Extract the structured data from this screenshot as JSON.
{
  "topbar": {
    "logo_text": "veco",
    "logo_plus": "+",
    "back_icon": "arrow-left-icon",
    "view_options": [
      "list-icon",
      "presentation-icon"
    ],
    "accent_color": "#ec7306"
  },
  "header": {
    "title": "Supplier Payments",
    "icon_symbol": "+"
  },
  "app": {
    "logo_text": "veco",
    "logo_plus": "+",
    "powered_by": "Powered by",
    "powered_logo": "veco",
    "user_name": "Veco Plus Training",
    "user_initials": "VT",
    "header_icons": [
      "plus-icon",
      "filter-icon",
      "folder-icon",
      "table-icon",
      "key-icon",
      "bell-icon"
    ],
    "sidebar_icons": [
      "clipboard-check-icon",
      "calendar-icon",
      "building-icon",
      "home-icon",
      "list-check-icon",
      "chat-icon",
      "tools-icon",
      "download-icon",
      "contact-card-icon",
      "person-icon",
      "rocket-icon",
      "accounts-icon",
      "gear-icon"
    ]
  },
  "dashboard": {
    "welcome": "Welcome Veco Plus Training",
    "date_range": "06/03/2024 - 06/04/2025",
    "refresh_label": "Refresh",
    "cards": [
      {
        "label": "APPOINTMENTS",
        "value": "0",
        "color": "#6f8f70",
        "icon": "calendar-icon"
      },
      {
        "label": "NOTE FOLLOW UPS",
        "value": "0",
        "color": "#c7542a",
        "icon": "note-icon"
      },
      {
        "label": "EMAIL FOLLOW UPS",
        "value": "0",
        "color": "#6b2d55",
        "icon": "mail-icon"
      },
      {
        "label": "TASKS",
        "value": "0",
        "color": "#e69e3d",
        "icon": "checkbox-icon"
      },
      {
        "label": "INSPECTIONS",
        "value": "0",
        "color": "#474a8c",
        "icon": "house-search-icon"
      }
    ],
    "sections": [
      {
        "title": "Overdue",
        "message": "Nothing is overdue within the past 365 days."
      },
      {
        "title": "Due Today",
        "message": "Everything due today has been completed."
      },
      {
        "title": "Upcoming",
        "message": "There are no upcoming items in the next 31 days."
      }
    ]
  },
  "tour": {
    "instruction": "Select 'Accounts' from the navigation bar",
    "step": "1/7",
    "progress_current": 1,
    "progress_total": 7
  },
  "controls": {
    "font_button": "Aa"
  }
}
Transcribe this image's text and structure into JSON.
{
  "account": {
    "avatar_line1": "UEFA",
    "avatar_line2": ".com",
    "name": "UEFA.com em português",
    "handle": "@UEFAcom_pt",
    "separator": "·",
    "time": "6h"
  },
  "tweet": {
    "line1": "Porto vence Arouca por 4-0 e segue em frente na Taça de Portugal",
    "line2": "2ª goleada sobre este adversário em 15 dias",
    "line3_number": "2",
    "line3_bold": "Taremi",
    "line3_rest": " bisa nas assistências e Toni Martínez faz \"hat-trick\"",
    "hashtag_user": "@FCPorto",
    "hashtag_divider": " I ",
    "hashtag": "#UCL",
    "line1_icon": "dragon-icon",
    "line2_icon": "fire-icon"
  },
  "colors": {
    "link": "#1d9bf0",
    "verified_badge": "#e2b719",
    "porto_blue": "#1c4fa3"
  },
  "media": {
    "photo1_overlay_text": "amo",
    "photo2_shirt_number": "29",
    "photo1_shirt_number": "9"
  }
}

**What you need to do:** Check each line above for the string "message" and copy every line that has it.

**Response to the task:**
        "message": "Nothing is overdue within the past 365 days."
        "message": "Everything due today has been completed."
        "message": "There are no upcoming items in the next 31 days."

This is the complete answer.